Akron Polymer installs film casting line

By: Bill Bregar

October 9, 2013

AKRON, OHIO — Akron Polymer Systems Inc. has installed a solvent film casting in a new 800-square-foot clean room at the specialty polymer development company.

The machine from Frontier Industrial Technology Inc., which can make cast film up to 18 inches wide, will go into production in October. APS is installing a new laminator on the line.

Before starting up the clean room and film line, Akron Polymer Systems had to outsource that production to toll film makers, according to President and CEO Frank Harris.

The cast film floats on a blanket of air during the process, he said.

Frontier Industrial Technology of Towanda, Pa., custom-made the film line, which is made of stainless steel for clean room use.

Akron Polymer Systems also is building a smaller clean room for small-scale, hand-casting of film.

Film is a key part of several Akron Polymer Systems projects, including substrates for flat panel displays and polymers for membranes used in gas separation, water purification and fuel cells.

But Akron Polymer Systems is involved in other product developments as well, such as biodegradable, high-strength polymers, nanotechnology, thermally stable composite resins for missile nose cones, and biomedical innovations such as a plastic implant that enhances bone growth in cancer patients. APS is making the polymer used in research at Methodist Research Hospital in Houston.

Akron Polymer Systems is housed in a 16,000-square-foot building full of reactors, compounding lines and laboratory equipment and the new cast film line. Beyond the equipment, the firm has some intellectual polymer-science firepower, as nine of the 12 employees have PhDs.

The company makes batch sizes of the new polymers, working on joint product and process development, does custom synthesis of new polymers and monomers for large corporations, and imports high-performance polymers and additives.

Harris said film and coatings played an important role from the beginning of Akron Polymer Systems, to develop second-generation film for liquid-crystal displays.

In the late 1990s, University of Akron researchers developed the first generation of the film. By the early 2000s, the university had licensed technology to a maker of jet cockpit displays.

Another licensing deal followed with a Japanese maker of large-screen TVs.

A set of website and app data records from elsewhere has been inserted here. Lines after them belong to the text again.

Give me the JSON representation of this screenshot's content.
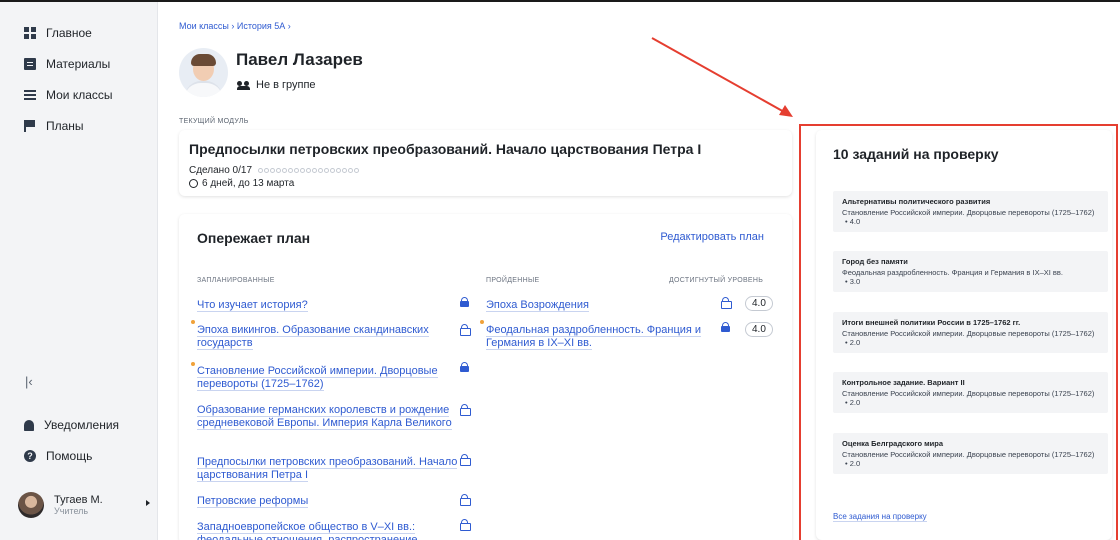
{
  "sidebar": {
    "items": [
      {
        "label": "Главное",
        "icon": "dashboard-icon"
      },
      {
        "label": "Материалы",
        "icon": "materials-icon"
      },
      {
        "label": "Мои классы",
        "icon": "classes-icon"
      },
      {
        "label": "Планы",
        "icon": "flag-icon"
      }
    ],
    "collapse_glyph": "|‹",
    "notifications": "Уведомления",
    "help": "Помощь",
    "user": {
      "name": "Тугаев М.",
      "role": "Учитель"
    }
  },
  "breadcrumb": "Мои классы › История 5А ›",
  "student": {
    "name": "Павел Лазарев",
    "group": "Не в группе"
  },
  "module": {
    "label": "ТЕКУЩИЙ МОДУЛЬ",
    "title": "Предпосылки петровских преобразований. Начало царствования Петра I",
    "progress": "Сделано 0/17",
    "progress_done": 0,
    "progress_total": 17,
    "deadline": "6 дней, до 13 марта"
  },
  "plan": {
    "title": "Опережает план",
    "edit": "Редактировать план",
    "col_planned": "ЗАПЛАНИРОВАННЫЕ",
    "col_done": "ПРОЙДЕННЫЕ",
    "col_level": "ДОСТИГНУТЫЙ УРОВЕНЬ",
    "planned": [
      {
        "title": "Что изучает история?",
        "marked": false,
        "lock": "locked"
      },
      {
        "title": "Эпоха викингов. Образование скандинавских государств",
        "marked": true,
        "lock": "open"
      },
      {
        "title": "Становление Российской империи. Дворцовые перевороты (1725–1762)",
        "marked": true,
        "lock": "locked"
      },
      {
        "title": "Образование германских королевств и рождение средневековой Европы. Империя Карла Великого",
        "marked": false,
        "lock": "open"
      },
      {
        "title": "Предпосылки петровских преобразований. Начало царствования Петра I",
        "marked": false,
        "lock": "open"
      },
      {
        "title": "Петровские реформы",
        "marked": false,
        "lock": "open"
      },
      {
        "title": "Западноевропейское общество в V–XI вв.: феодальные отношения, распространение",
        "marked": false,
        "lock": "open"
      }
    ],
    "done": [
      {
        "title": "Эпоха Возрождения",
        "marked": false,
        "lock": "open",
        "level": "4.0"
      },
      {
        "title": "Феодальная раздробленность. Франция и Германия в IX–XI вв.",
        "marked": true,
        "lock": "locked",
        "level": "4.0"
      }
    ]
  },
  "review": {
    "title": "10 заданий на проверку",
    "tasks": [
      {
        "title": "Альтернативы политического развития",
        "subject": "Становление Российской империи. Дворцовые перевороты (1725–1762)",
        "score": "• 4.0"
      },
      {
        "title": "Город без памяти",
        "subject": "Феодальная раздробленность. Франция и Германия в IX–XI вв.",
        "score": "• 3.0"
      },
      {
        "title": "Итоги внешней политики России в 1725–1762 гг.",
        "subject": "Становление Российской империи. Дворцовые перевороты (1725–1762)",
        "score": "• 2.0"
      },
      {
        "title": "Контрольное задание. Вариант II",
        "subject": "Становление Российской империи. Дворцовые перевороты (1725–1762)",
        "score": "• 2.0"
      },
      {
        "title": "Оценка Белградского мира",
        "subject": "Становление Российской империи. Дворцовые перевороты (1725–1762)",
        "score": "• 2.0"
      }
    ],
    "all_link": "Все задания на проверку"
  },
  "colors": {
    "accent": "#2f5bd1",
    "annotation": "#e53e30",
    "marker": "#f0a23a"
  }
}
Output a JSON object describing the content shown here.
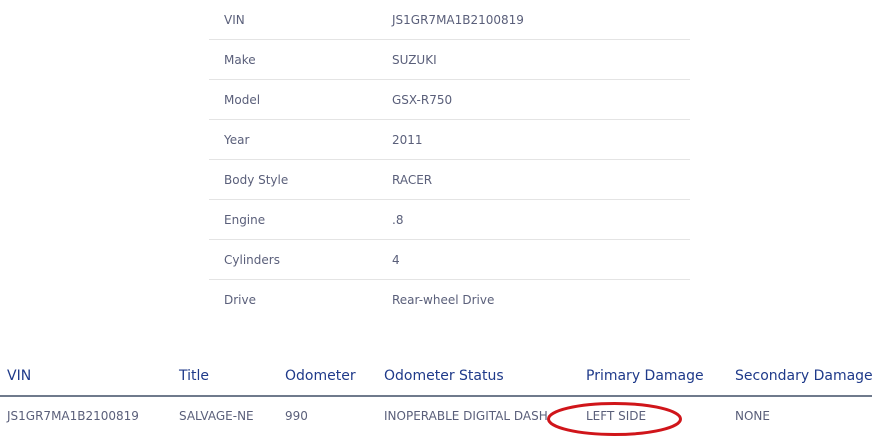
{
  "specs": [
    {
      "label": "VIN",
      "value": "JS1GR7MA1B2100819"
    },
    {
      "label": "Make",
      "value": "SUZUKI"
    },
    {
      "label": "Model",
      "value": "GSX-R750"
    },
    {
      "label": "Year",
      "value": "2011"
    },
    {
      "label": "Body Style",
      "value": "RACER"
    },
    {
      "label": "Engine",
      "value": ".8"
    },
    {
      "label": "Cylinders",
      "value": "4"
    },
    {
      "label": "Drive",
      "value": "Rear-wheel Drive"
    }
  ],
  "lots": {
    "headers": [
      "VIN",
      "Title",
      "Odometer",
      "Odometer Status",
      "Primary Damage",
      "Secondary Damage"
    ],
    "rows": [
      [
        "JS1GR7MA1B2100819",
        "SALVAGE-NE",
        "990",
        "INOPERABLE DIGITAL DASH",
        "LEFT SIDE",
        "NONE"
      ]
    ]
  },
  "colors": {
    "header_text": "#1f3a8a",
    "body_text": "#5a5f7a",
    "highlight": "#d0151a"
  }
}
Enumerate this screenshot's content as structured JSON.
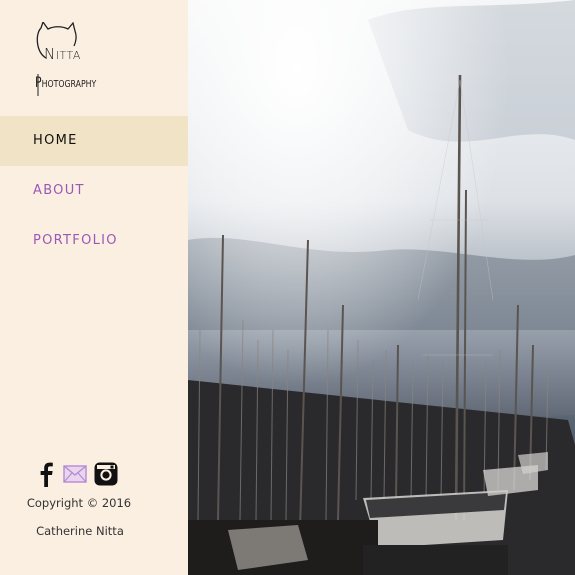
{
  "brand": {
    "line1": "Nitta",
    "line2": "Photography",
    "icon": "cat-icon"
  },
  "nav": {
    "items": [
      {
        "label": "HOME",
        "active": true
      },
      {
        "label": "ABOUT",
        "active": false
      },
      {
        "label": "PORTFOLIO",
        "active": false
      }
    ]
  },
  "social": {
    "facebook_icon": "facebook-icon",
    "mail_icon": "mail-icon",
    "instagram_icon": "instagram-icon"
  },
  "footer": {
    "copyright": "Copyright © 2016",
    "author": "Catherine Nitta"
  },
  "hero": {
    "image": "marina-sailboat-masts-photo"
  },
  "colors": {
    "sidebar_bg": "#fbefe2",
    "nav_active_bg": "#f1e4c6",
    "nav_link": "#9b59b6",
    "mail_icon": "#b48ad4"
  }
}
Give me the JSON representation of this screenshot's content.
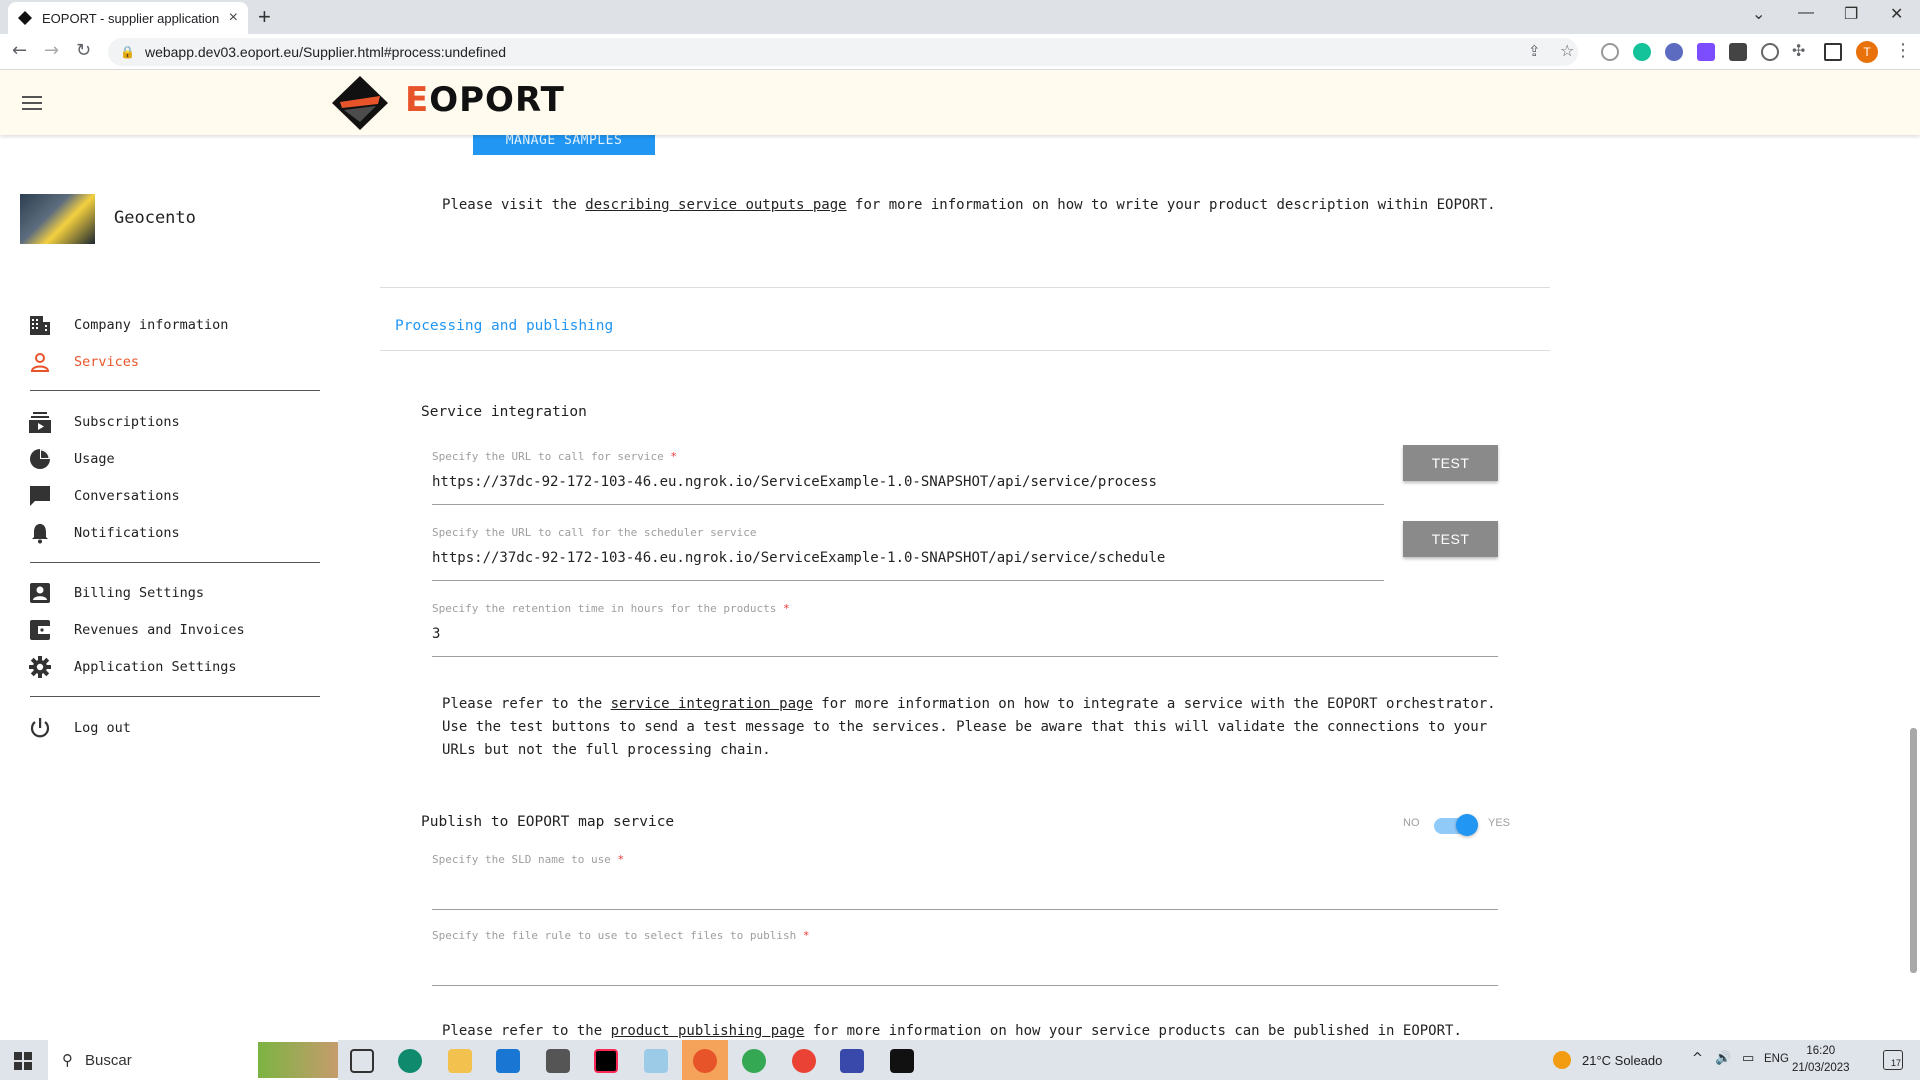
{
  "browser": {
    "tab_title": "EOPORT - supplier application",
    "tab_close": "×",
    "new_tab": "+",
    "url": "webapp.dev03.eoport.eu/Supplier.html#process:undefined",
    "avatar_letter": "T"
  },
  "header": {
    "logo_text_e": "E",
    "logo_text_rest": "OPORT"
  },
  "content": {
    "manage_samples_label": "MANAGE SAMPLES",
    "outputs_para_prefix": "Please visit the ",
    "outputs_para_link": "describing service outputs page",
    "outputs_para_suffix": " for more information on how to write your product description within EOPORT.",
    "section_title": "Processing and publishing",
    "service_integration_title": "Service integration",
    "url_label": "Specify the URL to call for service",
    "url_value": "https://37dc-92-172-103-46.eu.ngrok.io/ServiceExample-1.0-SNAPSHOT/api/service/process",
    "scheduler_label": "Specify the URL to call for the scheduler service",
    "scheduler_value": "https://37dc-92-172-103-46.eu.ngrok.io/ServiceExample-1.0-SNAPSHOT/api/service/schedule",
    "retention_label": "Specify the retention time in hours for the products",
    "retention_value": "3",
    "required_mark": "*",
    "test_label": "TEST",
    "integration_para_prefix": "Please refer to the ",
    "integration_para_link": "service integration page",
    "integration_para_suffix": " for more information on how to integrate a service with the EOPORT orchestrator.",
    "integration_para_line2": "Use the test buttons to send a test message to the services. Please be aware that this will validate the connections to your",
    "integration_para_line3": "URLs but not the full processing chain.",
    "publish_title": "Publish to EOPORT map service",
    "toggle_no": "NO",
    "toggle_yes": "YES",
    "sld_label": "Specify the SLD name to use",
    "file_rule_label": "Specify the file rule to use to select files to publish",
    "publishing_para_prefix": "Please refer to the ",
    "publishing_para_link": "product publishing page",
    "publishing_para_suffix": " for more information on how your service products can be published in EOPORT."
  },
  "company": {
    "name": "Geocento"
  },
  "sidebar": {
    "items": [
      {
        "label": "Company information"
      },
      {
        "label": "Services"
      },
      {
        "label": "Subscriptions"
      },
      {
        "label": "Usage"
      },
      {
        "label": "Conversations"
      },
      {
        "label": "Notifications"
      },
      {
        "label": "Billing Settings"
      },
      {
        "label": "Revenues and Invoices"
      },
      {
        "label": "Application Settings"
      },
      {
        "label": "Log out"
      }
    ]
  },
  "taskbar": {
    "search_placeholder": "Buscar",
    "weather": "21°C  Soleado",
    "language": "ENG",
    "time": "16:20",
    "date": "21/03/2023",
    "notification_count": "17"
  },
  "colors": {
    "accent": "#2196f3",
    "brand": "#e8542a",
    "header_bg": "#fffbef"
  }
}
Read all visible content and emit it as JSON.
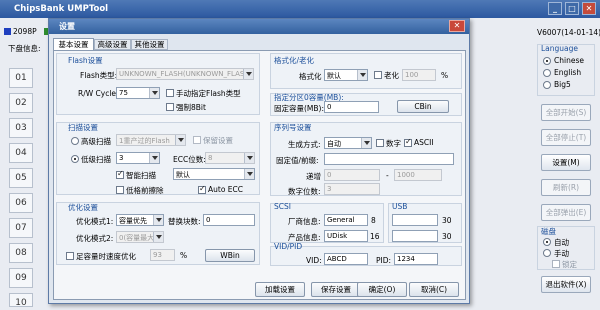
{
  "app": {
    "title": "ChipsBank UMPTool"
  },
  "main_window": {
    "legend_1": "2098P",
    "version": "V6007(14-01-14)",
    "disk_info_label": "下盘信息:",
    "slots": [
      "01",
      "02",
      "03",
      "04",
      "05",
      "06",
      "07",
      "08",
      "09",
      "10",
      "11",
      "12"
    ]
  },
  "right_panel": {
    "language_title": "Language",
    "languages": [
      "Chinese",
      "English",
      "Big5"
    ],
    "selected_language": "Chinese",
    "buttons": {
      "start_all": "全部开始(S)",
      "stop_all": "全部停止(T)",
      "settings": "设置(M)",
      "refresh": "刷新(R)",
      "eject_all": "全部弹出(E)",
      "exit": "退出软件(X)"
    },
    "disk_title": "磁盘",
    "disk_modes": [
      "自动",
      "手动"
    ],
    "lock_label": "锁定",
    "selected_disk_mode": "自动"
  },
  "dialog": {
    "title": "设置",
    "close_glyph": "✕",
    "tabs": [
      "基本设置",
      "高级设置",
      "其他设置"
    ],
    "flash": {
      "section": "Flash设置",
      "type_label": "Flash类型:",
      "type_value": "UNKNOWN_FLASH(UNKNOWN_FLASH)",
      "rw_label": "R/W Cycle:",
      "rw_value": "75",
      "manual_type_label": "手动指定Flash类型",
      "force_8bit_label": "强制8Bit"
    },
    "scan": {
      "section": "扫描设置",
      "high_label": "高级扫描",
      "high_value": "1重产过的Flash",
      "keep_label": "保留设置",
      "low_label": "低级扫描",
      "low_value": "3",
      "ecc_label": "ECC位数:",
      "ecc_value": "8",
      "smart_label": "智能扫描",
      "smart_value": "默认",
      "lowfmt_label": "低格前擦除",
      "auto_ecc_label": "Auto ECC"
    },
    "optimize": {
      "section": "优化设置",
      "opt1_label": "优化模式1:",
      "opt1_value": "容量优先",
      "replace_label": "替换块数:",
      "replace_value": "0",
      "opt2_label": "优化模式2:",
      "opt2_value": "0(容量最大",
      "full_label": "足容量时速度优化",
      "full_value": "93",
      "percent": "%",
      "wbin_label": "WBin"
    },
    "format": {
      "section": "格式化/老化",
      "format_label": "格式化",
      "format_value": "默认",
      "aging_label": "老化",
      "aging_value": "100",
      "percent": "%"
    },
    "partition": {
      "section": "指定分区0容量(MB):",
      "fixed_label": "固定容量(MB):",
      "fixed_value": "0",
      "cbin_label": "CBin"
    },
    "serial": {
      "section": "序列号设置",
      "gen_label": "生成方式:",
      "gen_value": "自动",
      "digit_label": "数字",
      "ascii_label": "ASCII",
      "prefix_label": "固定值/前缀:",
      "step_label": "递增",
      "step_from": "0",
      "dash": "-",
      "step_to": "1000",
      "digits_label": "数字位数:",
      "digits_value": "3"
    },
    "scsi": {
      "section": "SCSI",
      "vendor_label": "厂商信息:",
      "vendor_value": "General",
      "vendor_len": "8",
      "product_label": "产品信息:",
      "product_value": "UDisk",
      "product_len": "16"
    },
    "usb": {
      "section": "USB",
      "len1": "30",
      "len2": "30"
    },
    "vidpid": {
      "section": "VID/PID",
      "vid_label": "VID:",
      "vid_value": "ABCD",
      "pid_label": "PID:",
      "pid_value": "1234"
    },
    "buttons": {
      "load": "加载设置",
      "save": "保存设置",
      "ok": "确定(O)",
      "cancel": "取消(C)"
    }
  },
  "colors": {
    "titlebar": "#2c58a0",
    "legend_1": "#1f3fbf",
    "legend_2": "#2f8d2f",
    "accent": "#1c4f9a"
  }
}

Akron Polymer Systems also worked on technology called in-plane switching films, winning a grant from Ohio's Third Frontier program. Film made by in-plane switching lines up the liquid crystals to give a vivid, clear picture, improving off-angle viewability, such as looking at the screen from a side angle. Harris credits a grant from Third Frontier for helping Akron Polymer Systems in its early days — and keeping the high-level jobs in Akron.

"The Third Frontier was very important in starting our business," he said.

APS uses polymer science to manipulate polymers to produce high-performance materials, sometimes for harsh operating conditions. For example, the membranes for fuel cells must withstand very high temperatures.

Harris and Stephen Chen, both polymer science professors at the University of Akron, founded Akron Polymer Systems in 2002. Chen now is the dean of UA's College of Polymer Science and Polymer Engineering. Harris, who retired from the university in 2005, is emeritus distinguished professor of polymer science and biomedical engineering.

Akron Polymer Systems uses a long list of advanced materials, including polyimides, polysulfone, composites and biodegradable polymers for medical.

The company's income sources are royalty payments on research and development, government funding, custom synthesis of pilot-plant quantities, sales of imported specialty chemicals and consulting services.